Newsletter for Tuesday, Oct. 28
GET OUTSIDE WHILE YOU CAN
Philadelphia’s Museum Mile — and today, with temperatures set to top 70 degrees, would be a good day to visit it. Photo by @discover_phl on Instagram.
NO SEPTA STRIKE THIS WEEK, BUT NO WORD ON NEXT
The head of SEPTA’s largest union said Monday that the subway, bus and trolley drivers aren’t planning on walking off the job “in the immediate future,” which he later defined as this week. But TWU Local 234 chief Willie Brown didn’t rule out a strike next week, and dodged questions from reporters about whether or not operators were planning to be on the picket line on Election Day. The union authorized a strike during a special meeting Sunday as it continues in talks with SEPTA about pay and benefits, but Brown said Monday that the gap between SEPTA and the union is still like “California to PA.”
UBER X DRIVER: I WASN’T WARNED ABOUT IMPOUNDS AND FINES
Uber plans to continue operating its UberX service despite impoundments over the weekend and a pledge from the Philadelphia Parking Authority that it will continue to seize vehicles and levy $1,000 fines. That kinda puts drivers in a bind — and according to a driver interviewed by Billy Penn, the ride-sharing company hasn’t been forthcoming about the risk, or even about Saturday’s sting operation. “I wonder why they’re doing that,” the driver said, “putting drivers in jeopardy.” Uber spokesperson Taylor Bennett said Uber has covered all costs associated with the impoundments from Saturday and would continue to do so in the future. As for not giving the drivers a heads up? “We didn’t expect horses,” he said. “We didn’t expect riot gear.”
CITY COUNCIL KILLS $1.9B PGW SALE; WATCHDOG BLASTS ‘COWARDLY’ PROCESS
It was to be one of Mayor Nutter’s signature agreements: Selling the city’s gas works to a private company would bring in nearly $2 billion, helping with a pension plan problem and jump-starting energy investment in Philadelphia. Instead another signature achievement — spectacular dysfunction with City Council — was on full display Monday as that body’s leadership called a press conference and cited a host of reasons why it was killing the deal, declining to even hold public hearings on the issue. “The simple fact of the matter is that there is not support on the City Council,” president Darrell Clarke told reporters. Ellen Kaplan, the interim president of good government group the Committee of Seventy, blasted the “disgraceful and cowardly” move: “Today’s action violates every principle of transparent and effective governance.” Who’s happy? The union that represents PGW’s workers, which noted that the agreement of sale only locked in rates for 3 years and could have dire consequences for poor and low-income customers.

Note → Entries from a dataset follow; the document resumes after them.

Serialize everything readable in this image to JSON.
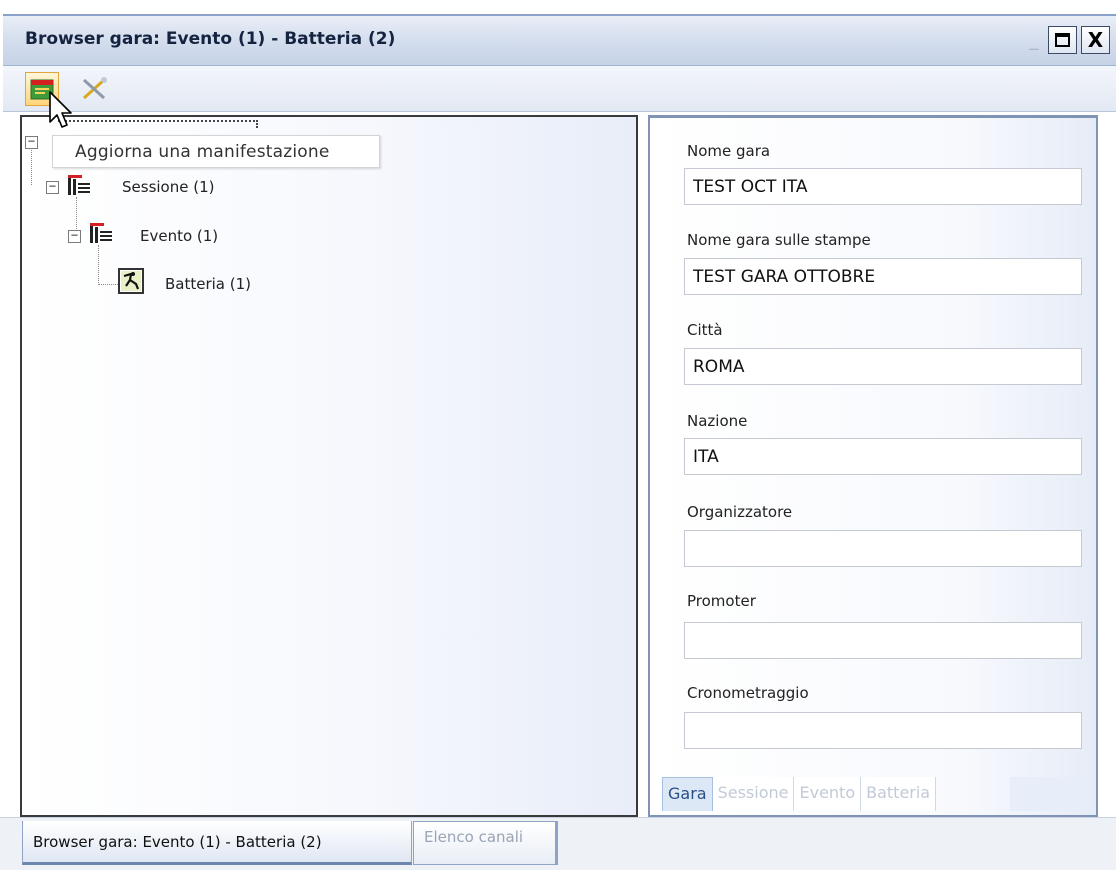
{
  "window": {
    "title": "Browser gara: Evento (1) - Batteria (2)",
    "minimize_glyph": "_",
    "close_glyph": "X"
  },
  "toolbar": {
    "refresh_icon": "refresh-event-icon",
    "tools_icon": "tools-icon"
  },
  "tooltip": "Aggiorna una manifestazione",
  "tree": {
    "nodes": [
      {
        "label": "Sessione (1)",
        "icon": "session-icon",
        "expander": "−"
      },
      {
        "label": "Evento (1)",
        "icon": "event-icon",
        "expander": "−"
      },
      {
        "label": "Batteria (1)",
        "icon": "heat-icon"
      }
    ],
    "root_expander": "−"
  },
  "form": {
    "fields": [
      {
        "label": "Nome gara",
        "value": "TEST OCT ITA"
      },
      {
        "label": "Nome gara sulle stampe",
        "value": "TEST GARA OTTOBRE"
      },
      {
        "label": "Città",
        "value": "ROMA"
      },
      {
        "label": "Nazione",
        "value": "ITA"
      },
      {
        "label": "Organizzatore",
        "value": ""
      },
      {
        "label": "Promoter",
        "value": ""
      },
      {
        "label": "Cronometraggio",
        "value": ""
      }
    ],
    "tabs": [
      "Gara",
      "Sessione",
      "Evento",
      "Batteria"
    ],
    "active_tab": "Gara"
  },
  "document_tabs": [
    {
      "label": "Browser gara: Evento (1) - Batteria (2)",
      "active": true
    },
    {
      "label": "Elenco canali",
      "active": false
    }
  ],
  "colors": {
    "accent_red": "#d42020",
    "tab_active_text": "#2a4f86"
  }
}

TO DO: LEARN ABOUT CRIMINAL MINDS
WHAT: Born Bad? Violence, Punishment and the Brain; PHDs talk about “increasing evidence showing a biological basis for violent behavior,” and “how this knowledge should be used to protect society.”
WHEN: 7-8:30 PM
WHERE: The Franklin Institute
HOW MUCH: Non-members, $5; members, free
BILLY PENN LIKES
PHILLY TV NEWS: GOOD AT TAKING POLITICAL ADS, NOT SO GOOD AT DOING POLITICAL NEWS
The November 4 election was well-represented during Channel 3’s 6 PM newscast on Oct. 16, according to this post from the Sunlight Foundation. The problem? All that came by way of paid speech… In other words, political ads. There were 11 in the half-hour newscast, counterbalanced and fact-checked by zero actual news stories. “Instead of an all-news channel for news junkies,” University of Pennsylvania political media analyst Kathleen Hall Jamieson called the result “a channel for ad junkies.”
NEED A HINT FOR A WEEKEND DAY TRIP? VISIT PHILLY HAS A FACEBOOK QUIZ FOR THAT
Perhaps you’re thinking of visiting a museum around Philly, sampling some wine, or exploring the past? Well, what’s your personality? What’s your mood? What are you FEEEELLING? Visit Philly built a Facebook quiz to go deep on those questions (well, at least the first two) and generate the perfect event for you. Click over to try.